EXERCISE: A faithful repeat of all the records, with no image kept, is the required answer.

# # # # # # #

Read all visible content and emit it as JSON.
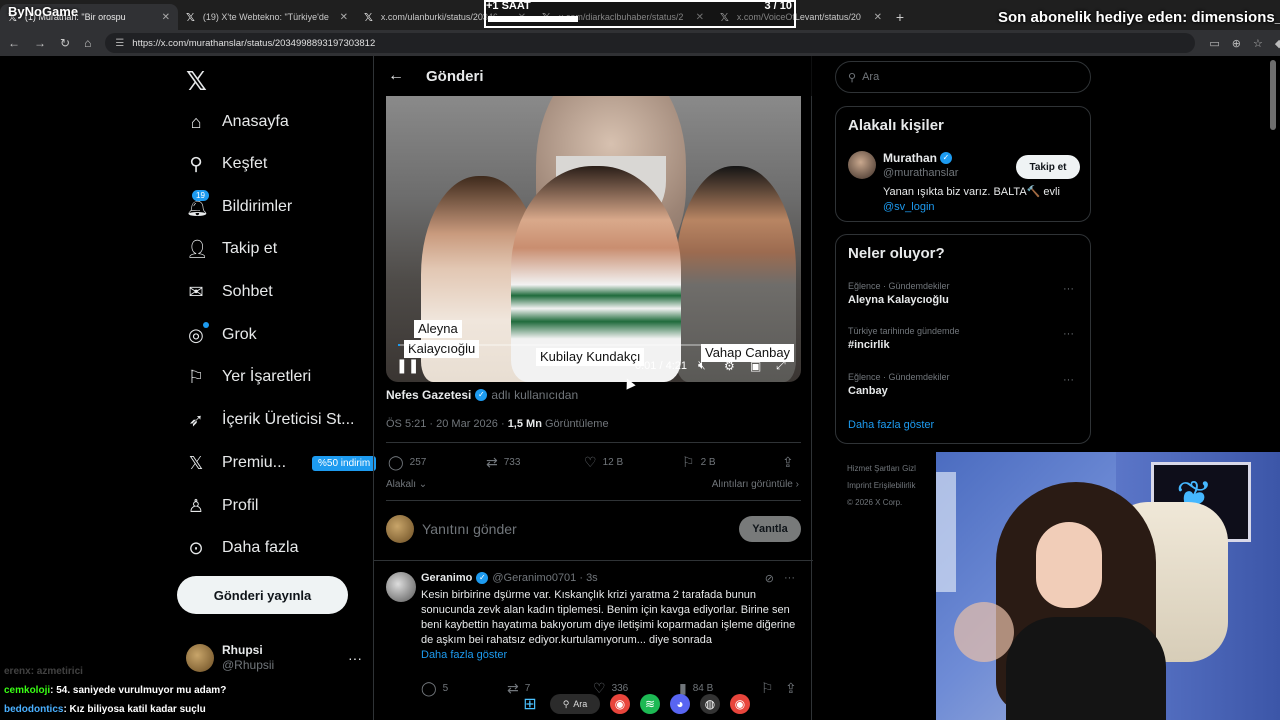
{
  "browser": {
    "tabs": [
      {
        "label": "(1) Murathan: \"Bir orospu",
        "active": true
      },
      {
        "label": "(19) X'te Webtekno: \"Türkiye'de",
        "active": false
      },
      {
        "label": "x.com/ulanburki/status/20346",
        "active": false
      },
      {
        "label": "x.com/diarkaclbuhaber/status/2",
        "active": false
      },
      {
        "label": "x.com/VoiceOfLevant/status/20",
        "active": false
      }
    ],
    "url": "https://x.com/murathanslar/status/2034998893197303812"
  },
  "overlays": {
    "logo_text": "ByNoGame",
    "timer_label": "+1 SAAT",
    "timer_count": "3 / 10",
    "subscription_banner": "Son abonelik hediye eden: dimensions_xyz"
  },
  "leftnav": {
    "items": [
      {
        "label": "Anasayfa",
        "icon": "home-icon"
      },
      {
        "label": "Keşfet",
        "icon": "search-icon"
      },
      {
        "label": "Bildirimler",
        "icon": "bell-icon",
        "badge": "19"
      },
      {
        "label": "Takip et",
        "icon": "person-add-icon"
      },
      {
        "label": "Sohbet",
        "icon": "mail-icon"
      },
      {
        "label": "Grok",
        "icon": "grok-icon"
      },
      {
        "label": "Yer İşaretleri",
        "icon": "bookmark-icon"
      },
      {
        "label": "İçerik Üreticisi St...",
        "icon": "rocket-icon"
      },
      {
        "label": "Premiu...",
        "icon": "x-icon",
        "tag": "%50 indirim"
      },
      {
        "label": "Profil",
        "icon": "profile-icon"
      },
      {
        "label": "Daha fazla",
        "icon": "more-circle-icon"
      }
    ],
    "post_button": "Gönderi yayınla",
    "account": {
      "name": "Rhupsi",
      "handle": "@Rhupsii"
    }
  },
  "main": {
    "header_title": "Gönderi",
    "video": {
      "labels": [
        "Aleyna",
        "Kalaycıoğlu",
        "Kubilay Kundakçı",
        "Vahap Canbay"
      ],
      "time": "0:01 / 4:21",
      "progress": 0.004
    },
    "source": {
      "name": "Nefes Gazetesi",
      "suffix": "adlı kullanıcıdan"
    },
    "meta": {
      "time": "ÖS 5:21 · 20 Mar 2026 ·",
      "views": "1,5 Mn",
      "views_label": "Görüntüleme"
    },
    "stats": {
      "replies": "257",
      "reposts": "733",
      "likes": "12 B",
      "bookmarks": "2 B"
    },
    "related": "Alakalı",
    "quotes": "Alıntıları görüntüle",
    "reply_placeholder": "Yanıtını gönder",
    "reply_button": "Yanıtla",
    "comment": {
      "name": "Geranimo",
      "handle": "@Geranimo0701 · 3s",
      "text": "Kesin birbirine dşürme var. Kıskançlık krizi yaratma 2 tarafada bunun sonucunda zevk alan kadın tiplemesi. Benim için kavga ediyorlar. Birine sen beni kaybettin hayatıma bakıyorum diye iletişimi koparmadan işleme diğerine de aşkım bei rahatsız ediyor.kurtulamıyorum... diye sonrada",
      "more": "Daha fazla göster",
      "stats": {
        "replies": "5",
        "reposts": "7",
        "likes": "336",
        "views": "84 B"
      }
    }
  },
  "right": {
    "search_placeholder": "Ara",
    "related_people": {
      "title": "Alakalı kişiler",
      "name": "Murathan",
      "handle": "@murathanslar",
      "bio": "Yanan ışıkta biz varız. BALTA🔨 evli",
      "link": "@sv_login",
      "follow": "Takip et"
    },
    "trends": {
      "title": "Neler oluyor?",
      "items": [
        {
          "context": "Eğlence · Gündemdekiler",
          "name": "Aleyna Kalaycıoğlu"
        },
        {
          "context": "Türkiye tarihinde gündemde",
          "name": "#incirlik"
        },
        {
          "context": "Eğlence · Gündemdekiler",
          "name": "Canbay"
        }
      ],
      "show_more": "Daha fazla göster"
    },
    "footer": [
      "Hizmet Şartları",
      "Gizl",
      "Imprint",
      "Erişilebilirlik",
      "© 2026 X Corp."
    ]
  },
  "chat": [
    {
      "user": "cemkoloji",
      "msg": ": 54. saniyede vurulmuyor mu adam?"
    },
    {
      "user": "bedodontics",
      "msg": ": Kız biliyosa katil kadar suçlu"
    }
  ],
  "chat_faded": {
    "user": "erenx",
    "msg": ": azmetirici"
  },
  "taskbar": {
    "search": "Ara"
  }
}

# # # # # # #

EXPECTED OUTPUT:
Read all visible content and emit it as JSON.
{
  "browser": {
    "tabs": [
      {
        "label": "(1) Murathan: \"Bir orospu",
        "active": true
      },
      {
        "label": "(19) X'te Webtekno: \"Türkiye'de",
        "active": false
      },
      {
        "label": "x.com/ulanburki/status/20346",
        "active": false
      },
      {
        "label": "x.com/diarkaclbuhaber/status/2",
        "active": false
      },
      {
        "label": "x.com/VoiceOfLevant/status/20",
        "active": false
      }
    ],
    "url": "https://x.com/murathanslar/status/2034998893197303812"
  },
  "overlays": {
    "logo_text": "ByNoGame",
    "timer_label": "+1 SAAT",
    "timer_count": "3 / 10",
    "subscription_banner": "Son abonelik hediye eden: dimensions_xyz"
  },
  "leftnav": {
    "items": [
      {
        "label": "Anasayfa",
        "icon": "home-icon"
      },
      {
        "label": "Keşfet",
        "icon": "search-icon"
      },
      {
        "label": "Bildirimler",
        "icon": "bell-icon",
        "badge": "19"
      },
      {
        "label": "Takip et",
        "icon": "person-add-icon"
      },
      {
        "label": "Sohbet",
        "icon": "mail-icon"
      },
      {
        "label": "Grok",
        "icon": "grok-icon"
      },
      {
        "label": "Yer İşaretleri",
        "icon": "bookmark-icon"
      },
      {
        "label": "İçerik Üreticisi St...",
        "icon": "rocket-icon"
      },
      {
        "label": "Premiu...",
        "icon": "x-icon",
        "tag": "%50 indirim"
      },
      {
        "label": "Profil",
        "icon": "profile-icon"
      },
      {
        "label": "Daha fazla",
        "icon": "more-circle-icon"
      }
    ],
    "post_button": "Gönderi yayınla",
    "account": {
      "name": "Rhupsi",
      "handle": "@Rhupsii"
    }
  },
  "main": {
    "header_title": "Gönderi",
    "video": {
      "labels": [
        "Aleyna",
        "Kalaycıoğlu",
        "Kubilay Kundakçı",
        "Vahap Canbay"
      ],
      "time": "0:01 / 4:21",
      "progress": 0.004
    },
    "source": {
      "name": "Nefes Gazetesi",
      "suffix": "adlı kullanıcıdan"
    },
    "meta": {
      "time": "ÖS 5:21 · 20 Mar 2026 ·",
      "views": "1,5 Mn",
      "views_label": "Görüntüleme"
    },
    "stats": {
      "replies": "257",
      "reposts": "733",
      "likes": "12 B",
      "bookmarks": "2 B"
    },
    "related": "Alakalı",
    "quotes": "Alıntıları görüntüle",
    "reply_placeholder": "Yanıtını gönder",
    "reply_button": "Yanıtla",
    "comment": {
      "name": "Geranimo",
      "handle": "@Geranimo0701 · 3s",
      "text": "Kesin birbirine dşürme var. Kıskançlık krizi yaratma 2 tarafada bunun sonucunda zevk alan kadın tiplemesi. Benim için kavga ediyorlar. Birine sen beni kaybettin hayatıma bakıyorum diye iletişimi koparmadan işleme diğerine de aşkım bei rahatsız ediyor.kurtulamıyorum... diye sonrada",
      "more": "Daha fazla göster",
      "stats": {
        "replies": "5",
        "reposts": "7",
        "likes": "336",
        "views": "84 B"
      }
    }
  },
  "right": {
    "search_placeholder": "Ara",
    "related_people": {
      "title": "Alakalı kişiler",
      "name": "Murathan",
      "handle": "@murathanslar",
      "bio": "Yanan ışıkta biz varız. BALTA🔨 evli",
      "link": "@sv_login",
      "follow": "Takip et"
    },
    "trends": {
      "title": "Neler oluyor?",
      "items": [
        {
          "context": "Eğlence · Gündemdekiler",
          "name": "Aleyna Kalaycıoğlu"
        },
        {
          "context": "Türkiye tarihinde gündemde",
          "name": "#incirlik"
        },
        {
          "context": "Eğlence · Gündemdekiler",
          "name": "Canbay"
        }
      ],
      "show_more": "Daha fazla göster"
    },
    "footer": [
      "Hizmet Şartları",
      "Gizl",
      "Imprint",
      "Erişilebilirlik",
      "© 2026 X Corp."
    ]
  },
  "chat": [
    {
      "user": "cemkoloji",
      "msg": ": 54. saniyede vurulmuyor mu adam?"
    },
    {
      "user": "bedodontics",
      "msg": ": Kız biliyosa katil kadar suçlu"
    }
  ],
  "chat_faded": {
    "user": "erenx",
    "msg": ": azmetirici"
  },
  "taskbar": {
    "search": "Ara"
  }
}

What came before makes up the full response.